DATA TO PROCESS START

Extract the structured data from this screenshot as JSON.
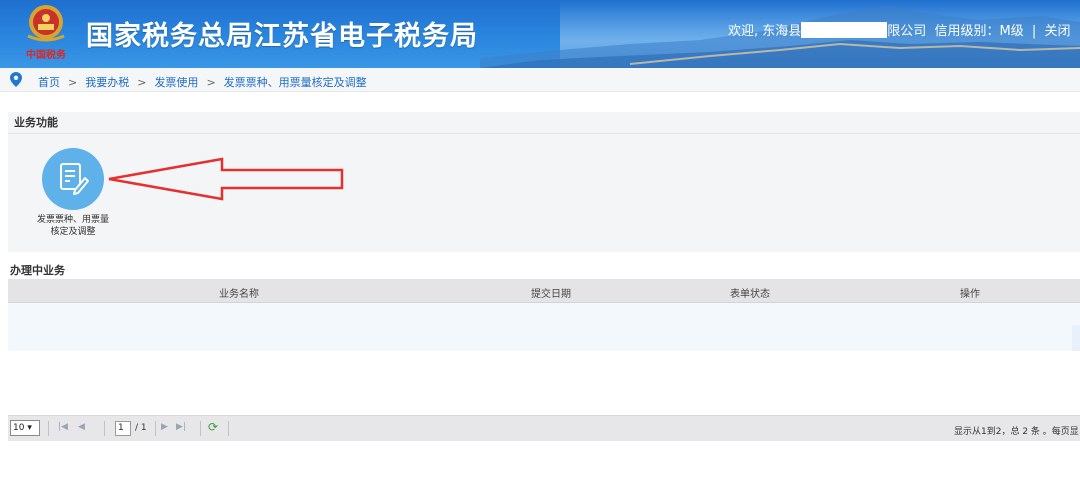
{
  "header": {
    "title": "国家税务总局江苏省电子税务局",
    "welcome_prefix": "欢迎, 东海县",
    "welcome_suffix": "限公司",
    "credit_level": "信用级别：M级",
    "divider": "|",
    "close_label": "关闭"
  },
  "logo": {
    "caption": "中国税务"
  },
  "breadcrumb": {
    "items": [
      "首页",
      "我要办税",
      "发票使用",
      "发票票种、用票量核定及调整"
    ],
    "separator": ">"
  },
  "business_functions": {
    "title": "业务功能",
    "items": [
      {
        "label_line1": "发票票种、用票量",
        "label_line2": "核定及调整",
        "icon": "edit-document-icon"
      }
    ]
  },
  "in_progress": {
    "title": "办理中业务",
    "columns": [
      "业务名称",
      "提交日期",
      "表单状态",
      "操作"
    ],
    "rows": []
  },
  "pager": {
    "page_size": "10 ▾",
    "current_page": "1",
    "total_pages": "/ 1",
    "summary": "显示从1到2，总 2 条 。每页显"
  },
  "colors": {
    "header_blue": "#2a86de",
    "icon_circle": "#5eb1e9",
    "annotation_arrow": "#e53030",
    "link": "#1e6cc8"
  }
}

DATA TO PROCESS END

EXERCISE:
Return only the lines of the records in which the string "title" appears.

ANSWER TO THIS PROBLEM:
    "title": "国家税务总局江苏省电子税务局",
    "title": "业务功能",
    "title": "办理中业务",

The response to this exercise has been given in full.